**Records shown**
==========

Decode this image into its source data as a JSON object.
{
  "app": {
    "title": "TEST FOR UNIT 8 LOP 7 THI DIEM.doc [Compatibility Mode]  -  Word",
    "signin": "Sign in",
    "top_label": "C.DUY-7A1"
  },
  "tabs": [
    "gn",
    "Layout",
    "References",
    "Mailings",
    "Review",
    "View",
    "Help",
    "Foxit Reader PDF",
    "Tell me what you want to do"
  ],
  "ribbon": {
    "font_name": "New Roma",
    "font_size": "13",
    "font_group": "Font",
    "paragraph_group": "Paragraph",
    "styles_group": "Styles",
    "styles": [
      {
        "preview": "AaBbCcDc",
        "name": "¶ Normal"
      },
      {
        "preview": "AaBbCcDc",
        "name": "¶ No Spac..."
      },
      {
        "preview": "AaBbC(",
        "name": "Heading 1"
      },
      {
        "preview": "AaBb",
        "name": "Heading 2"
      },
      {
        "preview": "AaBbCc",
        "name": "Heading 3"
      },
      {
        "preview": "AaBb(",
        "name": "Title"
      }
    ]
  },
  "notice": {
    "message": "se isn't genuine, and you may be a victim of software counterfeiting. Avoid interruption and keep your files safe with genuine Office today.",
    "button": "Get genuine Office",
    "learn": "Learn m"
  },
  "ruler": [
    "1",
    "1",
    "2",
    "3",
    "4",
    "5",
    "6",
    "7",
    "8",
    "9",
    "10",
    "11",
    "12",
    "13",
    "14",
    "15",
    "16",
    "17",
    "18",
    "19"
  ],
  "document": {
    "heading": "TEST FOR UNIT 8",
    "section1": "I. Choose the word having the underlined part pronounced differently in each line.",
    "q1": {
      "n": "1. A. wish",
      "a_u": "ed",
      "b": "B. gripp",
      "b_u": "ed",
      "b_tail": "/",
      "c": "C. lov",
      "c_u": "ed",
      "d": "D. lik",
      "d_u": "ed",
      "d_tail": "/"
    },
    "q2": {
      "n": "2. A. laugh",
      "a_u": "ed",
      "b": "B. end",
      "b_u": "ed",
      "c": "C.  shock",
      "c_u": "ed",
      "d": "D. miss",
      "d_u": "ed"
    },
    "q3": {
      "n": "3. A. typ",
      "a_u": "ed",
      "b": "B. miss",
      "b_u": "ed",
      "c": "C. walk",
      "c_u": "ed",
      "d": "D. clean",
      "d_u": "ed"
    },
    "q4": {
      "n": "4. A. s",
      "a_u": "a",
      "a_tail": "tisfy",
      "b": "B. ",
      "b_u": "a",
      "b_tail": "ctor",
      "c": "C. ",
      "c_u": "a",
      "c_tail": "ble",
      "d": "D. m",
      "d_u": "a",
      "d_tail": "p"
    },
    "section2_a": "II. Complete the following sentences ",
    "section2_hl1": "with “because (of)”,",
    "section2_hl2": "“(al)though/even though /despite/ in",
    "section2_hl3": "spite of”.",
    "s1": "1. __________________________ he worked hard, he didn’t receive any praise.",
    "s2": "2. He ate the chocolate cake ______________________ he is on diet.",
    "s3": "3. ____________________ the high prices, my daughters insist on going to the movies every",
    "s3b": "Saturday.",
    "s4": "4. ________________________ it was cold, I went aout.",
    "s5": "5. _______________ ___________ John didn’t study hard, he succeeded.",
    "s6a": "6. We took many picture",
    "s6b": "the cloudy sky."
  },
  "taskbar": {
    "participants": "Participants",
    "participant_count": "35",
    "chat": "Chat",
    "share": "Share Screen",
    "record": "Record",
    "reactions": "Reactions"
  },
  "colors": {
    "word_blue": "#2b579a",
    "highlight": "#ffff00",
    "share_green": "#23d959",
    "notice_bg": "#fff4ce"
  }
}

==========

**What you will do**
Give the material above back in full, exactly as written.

**Written answer**
Decode this image into its source data as a JSON object.
{
  "app": {
    "title": "TEST FOR UNIT 8 LOP 7 THI DIEM.doc [Compatibility Mode]  -  Word",
    "signin": "Sign in",
    "top_label": "C.DUY-7A1"
  },
  "tabs": [
    "gn",
    "Layout",
    "References",
    "Mailings",
    "Review",
    "View",
    "Help",
    "Foxit Reader PDF",
    "Tell me what you want to do"
  ],
  "ribbon": {
    "font_name": "New Roma",
    "font_size": "13",
    "font_group": "Font",
    "paragraph_group": "Paragraph",
    "styles_group": "Styles",
    "styles": [
      {
        "preview": "AaBbCcDc",
        "name": "¶ Normal"
      },
      {
        "preview": "AaBbCcDc",
        "name": "¶ No Spac..."
      },
      {
        "preview": "AaBbC(",
        "name": "Heading 1"
      },
      {
        "preview": "AaBb",
        "name": "Heading 2"
      },
      {
        "preview": "AaBbCc",
        "name": "Heading 3"
      },
      {
        "preview": "AaBb(",
        "name": "Title"
      }
    ]
  },
  "notice": {
    "message": "se isn't genuine, and you may be a victim of software counterfeiting. Avoid interruption and keep your files safe with genuine Office today.",
    "button": "Get genuine Office",
    "learn": "Learn m"
  },
  "ruler": [
    "1",
    "1",
    "2",
    "3",
    "4",
    "5",
    "6",
    "7",
    "8",
    "9",
    "10",
    "11",
    "12",
    "13",
    "14",
    "15",
    "16",
    "17",
    "18",
    "19"
  ],
  "document": {
    "heading": "TEST FOR UNIT 8",
    "section1": "I. Choose the word having the underlined part pronounced differently in each line.",
    "q1": {
      "n": "1. A. wish",
      "a_u": "ed",
      "b": "B. gripp",
      "b_u": "ed",
      "b_tail": "/",
      "c": "C. lov",
      "c_u": "ed",
      "d": "D. lik",
      "d_u": "ed",
      "d_tail": "/"
    },
    "q2": {
      "n": "2. A. laugh",
      "a_u": "ed",
      "b": "B. end",
      "b_u": "ed",
      "c": "C.  shock",
      "c_u": "ed",
      "d": "D. miss",
      "d_u": "ed"
    },
    "q3": {
      "n": "3. A. typ",
      "a_u": "ed",
      "b": "B. miss",
      "b_u": "ed",
      "c": "C. walk",
      "c_u": "ed",
      "d": "D. clean",
      "d_u": "ed"
    },
    "q4": {
      "n": "4. A. s",
      "a_u": "a",
      "a_tail": "tisfy",
      "b": "B. ",
      "b_u": "a",
      "b_tail": "ctor",
      "c": "C. ",
      "c_u": "a",
      "c_tail": "ble",
      "d": "D. m",
      "d_u": "a",
      "d_tail": "p"
    },
    "section2_a": "II. Complete the following sentences ",
    "section2_hl1": "with “because (of)”,",
    "section2_hl2": "“(al)though/even though /despite/ in",
    "section2_hl3": "spite of”.",
    "s1": "1. __________________________ he worked hard, he didn’t receive any praise.",
    "s2": "2. He ate the chocolate cake ______________________ he is on diet.",
    "s3": "3. ____________________ the high prices, my daughters insist on going to the movies every",
    "s3b": "Saturday.",
    "s4": "4. ________________________ it was cold, I went aout.",
    "s5": "5. _______________ ___________ John didn’t study hard, he succeeded.",
    "s6a": "6. We took many picture",
    "s6b": "the cloudy sky."
  },
  "taskbar": {
    "participants": "Participants",
    "participant_count": "35",
    "chat": "Chat",
    "share": "Share Screen",
    "record": "Record",
    "reactions": "Reactions"
  },
  "colors": {
    "word_blue": "#2b579a",
    "highlight": "#ffff00",
    "share_green": "#23d959",
    "notice_bg": "#fff4ce"
  }
}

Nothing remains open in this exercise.